Civil Rights Evers made public investigations on the cases on Emmett Till. On May 28,1963 a Molotov cocktail was thrown in to his home. In June he made a speech where outline the goals for the Jackson movement
Time line 1925Medgar Wiley Evers was born July He was in the army until 1962Medgar Evers had his friend admitted to the University of Mississippi with the help of the US government. 1963Medgar Evers was assassinated on June 12.

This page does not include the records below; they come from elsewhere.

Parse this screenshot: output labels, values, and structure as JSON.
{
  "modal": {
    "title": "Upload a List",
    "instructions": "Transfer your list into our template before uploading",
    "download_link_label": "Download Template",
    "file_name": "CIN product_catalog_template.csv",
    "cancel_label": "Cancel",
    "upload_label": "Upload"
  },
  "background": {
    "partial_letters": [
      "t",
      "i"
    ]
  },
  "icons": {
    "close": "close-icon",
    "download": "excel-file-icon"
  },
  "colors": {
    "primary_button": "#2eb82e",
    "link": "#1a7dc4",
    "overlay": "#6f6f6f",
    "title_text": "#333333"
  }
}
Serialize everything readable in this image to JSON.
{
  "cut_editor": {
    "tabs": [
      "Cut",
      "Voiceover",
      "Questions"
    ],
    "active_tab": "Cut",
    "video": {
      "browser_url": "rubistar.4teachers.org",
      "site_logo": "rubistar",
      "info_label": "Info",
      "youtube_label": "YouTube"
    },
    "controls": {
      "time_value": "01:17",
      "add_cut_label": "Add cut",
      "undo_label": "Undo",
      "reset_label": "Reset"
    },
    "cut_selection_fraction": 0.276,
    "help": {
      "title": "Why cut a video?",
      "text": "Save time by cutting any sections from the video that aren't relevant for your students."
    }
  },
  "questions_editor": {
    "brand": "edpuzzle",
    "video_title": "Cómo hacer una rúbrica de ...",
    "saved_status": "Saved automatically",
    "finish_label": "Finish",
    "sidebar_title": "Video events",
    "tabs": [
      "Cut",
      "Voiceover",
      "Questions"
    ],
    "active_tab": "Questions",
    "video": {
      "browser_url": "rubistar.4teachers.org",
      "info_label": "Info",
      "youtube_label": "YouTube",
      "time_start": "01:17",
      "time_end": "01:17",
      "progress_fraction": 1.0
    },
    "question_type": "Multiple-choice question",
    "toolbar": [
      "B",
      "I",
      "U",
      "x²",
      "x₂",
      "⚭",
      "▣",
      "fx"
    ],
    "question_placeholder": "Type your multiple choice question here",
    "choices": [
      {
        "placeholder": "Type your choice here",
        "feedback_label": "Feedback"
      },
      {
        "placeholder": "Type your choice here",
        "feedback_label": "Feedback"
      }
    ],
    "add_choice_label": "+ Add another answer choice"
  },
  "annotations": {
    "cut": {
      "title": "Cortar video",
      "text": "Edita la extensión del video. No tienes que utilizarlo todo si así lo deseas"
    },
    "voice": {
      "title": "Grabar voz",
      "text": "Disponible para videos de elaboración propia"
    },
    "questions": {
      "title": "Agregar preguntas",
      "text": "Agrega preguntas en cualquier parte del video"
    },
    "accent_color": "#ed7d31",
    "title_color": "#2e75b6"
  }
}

CIVIL RIGHTS Medgar Evers was one of the first martyrs of the civil rights movements, whose death prompted President John F. Kennedy to ask Congress for a comprehensive civil rights bill, signed by President Johnson in The bill, known as the civil rights act 1964, made illegal all discrimination based on race, color, religion, gender, or national origin.
After death On June 12, 1963, as he was returning home, Medgar Evers was killed by an assassin’s bullet. Black and white leaders from around the nation came to Jackson for his funeral and then gathered at Arlington National Cemetery for his interment.
After death Following his death, his brother, Charles, took over Medgar’s position as state field secretary for the NAACP. Finally, in a third trial in 1994 (and thirty- one years after Evers’ murder), Beckwith was convicted and sentenced to life in prison.
Finally The legacy of Medgar Evers is everywhere present in the Mississippi of today. This peaceful man, who had constantly urged that “violence is not the way” but yet did every thing he could do. When Medgar died in 1963, only 28,000 blacks were registered voters. By 1971, there were 250,000 and by 1982 over 500,000 voter ”.